For office visits, if you would like to have more than two adults (or more children than just the baby) with you, please contact me so we can make sure we have the space.
It happens… but not most of the time! Let’s be real, people don’t hire me because their baby’s bottle refusal problem is easily fixable. It’s not like you’re putting the bottle nipple in your baby’s nose, after all.
Most of the time our meeting is an evaluation to see what is causing your baby to “refuse” the bottle, where they are with their current bottle skills, and then discussing the step-by-step plan to fix the issue.
For the vast majority of families I work with, the babies are able to eat at least 2 oz (60 mL) of milk at a time within two weeks of our appointment.
I am going back to work/going on a trip without my baby on the day after I see Rachel. Is this enough time?
Honestly? Probably not. And anyone who promises you that they can get your baby over bottle refusal in 24 hours is not someone who you should trust!
We CAN still work on the problem and discuss what you or baby’s caretaker can do in the meantime if you must be apart from them.
It’s just very important for you to have realistic expectations.
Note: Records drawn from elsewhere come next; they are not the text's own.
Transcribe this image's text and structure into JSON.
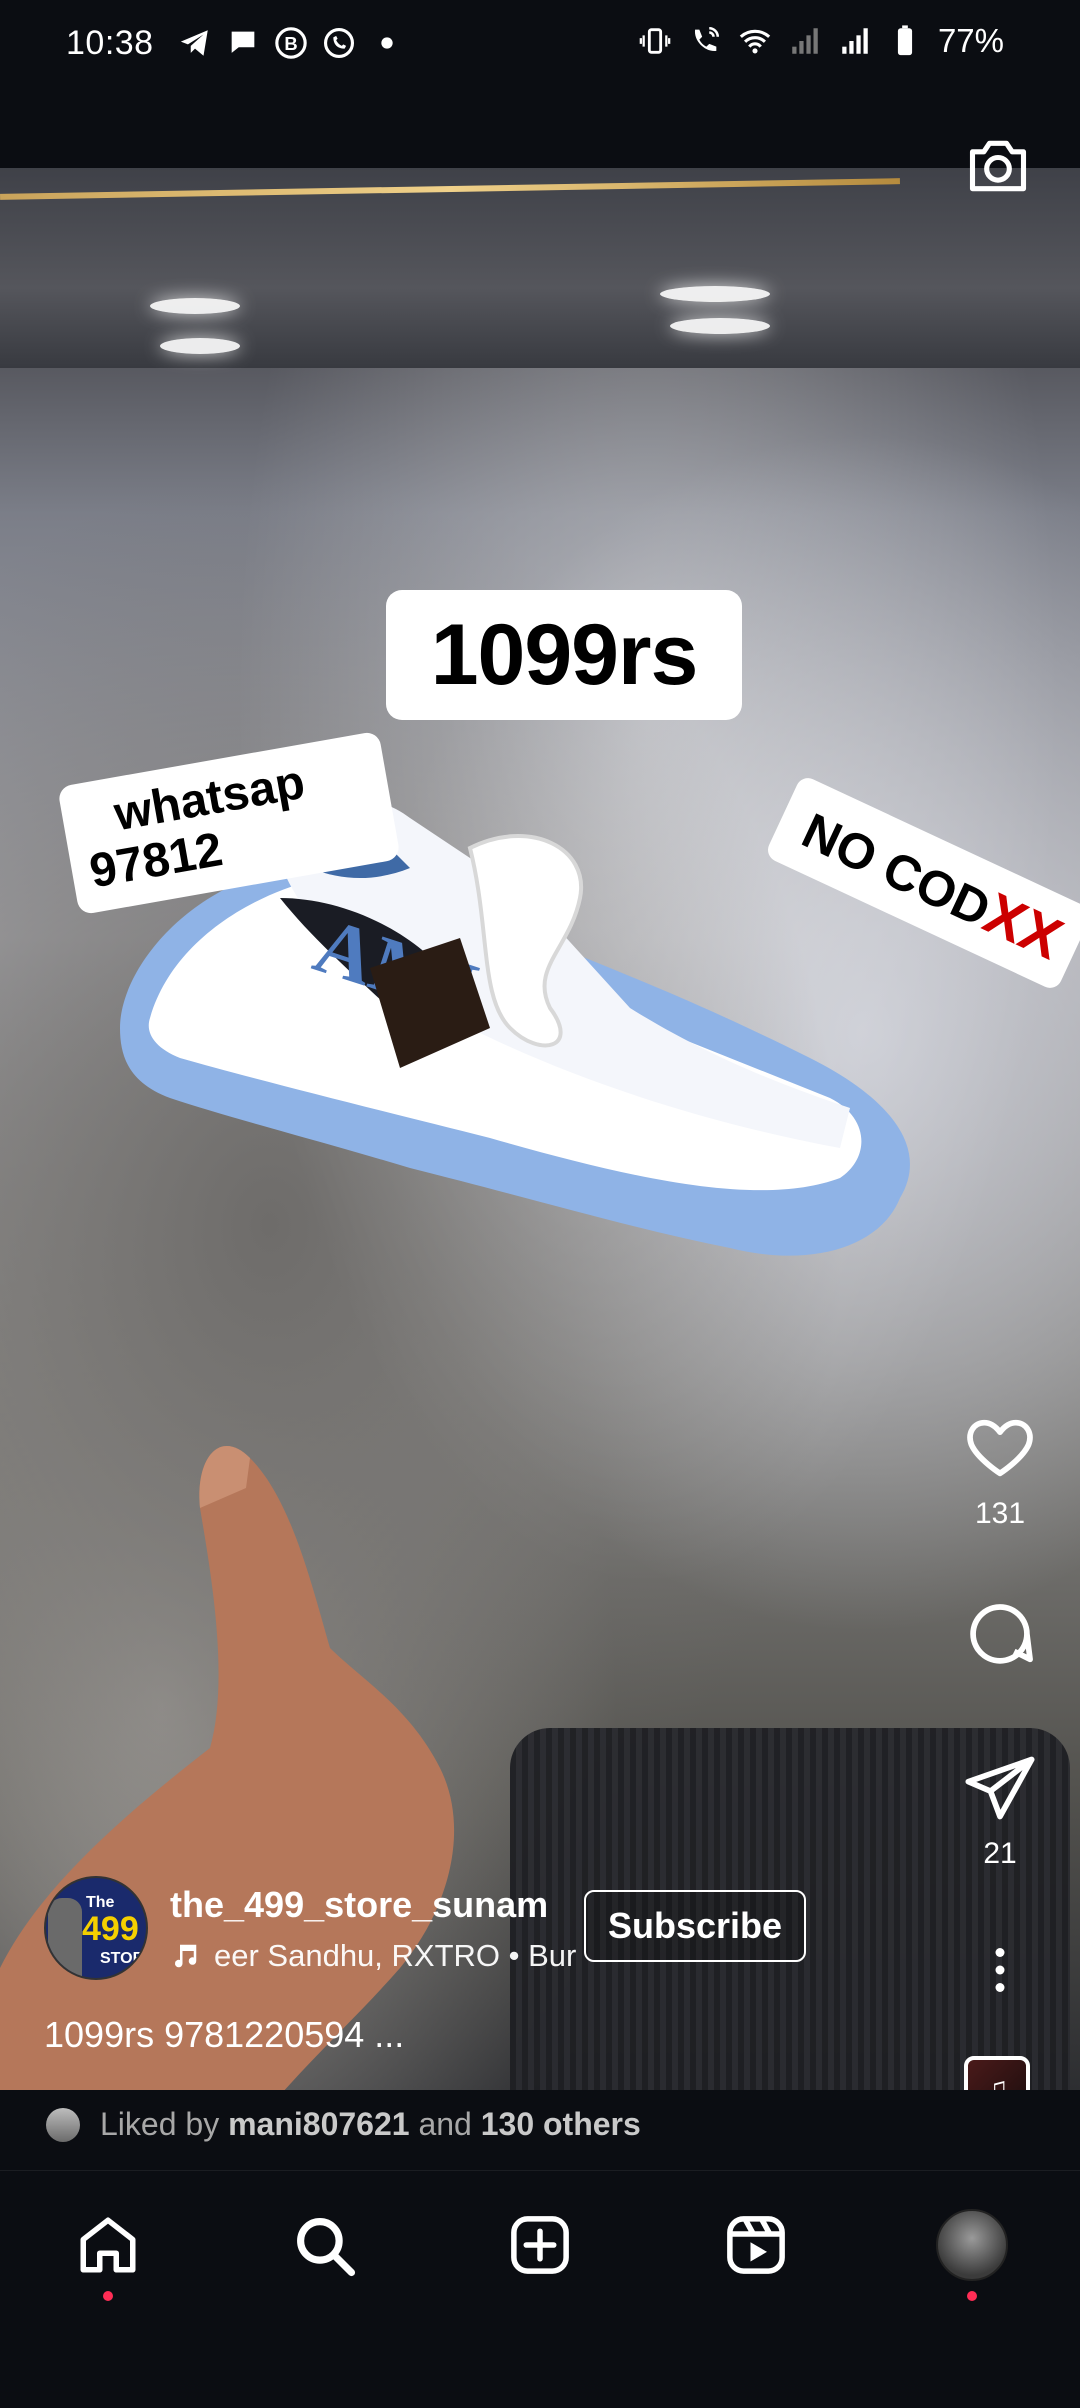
{
  "status_bar": {
    "time": "10:38",
    "battery": "77%",
    "left_icons": [
      "telegram-icon",
      "chat-icon",
      "b-icon",
      "whatsapp-icon",
      "dot-icon"
    ],
    "right_icons": [
      "vibrate-icon",
      "wifi-call-icon",
      "wifi-icon",
      "signal-icon",
      "signal-icon",
      "battery-icon"
    ]
  },
  "overlay": {
    "price": "1099rs",
    "whatsapp_line1": "whatsap",
    "whatsapp_line2": "97812",
    "no_cod": "NO COD",
    "no_cod_mark": "XX"
  },
  "actions": {
    "likes": "131",
    "shares": "21"
  },
  "author": {
    "avatar_text": [
      "The",
      "499",
      "STORE"
    ],
    "username": "the_499_store_sunam",
    "music": "eer Sandhu, RXTRO • Bur",
    "subscribe_label": "Subscribe",
    "caption": "1099rs 9781220594 ..."
  },
  "liked": {
    "prefix": "Liked by",
    "user": "mani807621",
    "middle": "and",
    "others": "130 others"
  },
  "nav": [
    "home-icon",
    "search-icon",
    "create-icon",
    "reels-icon",
    "profile-avatar"
  ],
  "colors": {
    "background": "#0b0d12",
    "accent_dot": "#ff2d55",
    "sticker_bg": "#ffffff",
    "cod_x": "#cc0000"
  }
}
Oral function issues are not caused overnight and they’re not solved overnight either!
Please bring/have ready at least 2 oz of pumped milk or formula, the bottles you have been using (or trying to use…) and any other feeding tool you’ve been working with (cups, syringes, etc).
If we are meeting virtually we may also need a place you can lay baby that you can cover with a towel, burp cloth, etc in case things get messy.
Your baby should be willing to eat during our time together. They don’t need to be hungry but please don’t feed them within 30 minutes of our starting time.
Howvver, if baby is hungry during the visit I will absolutely have you nurse/feed them the way they are used to eating! Hunger is NOT a good motivator for most babies refusing bottles.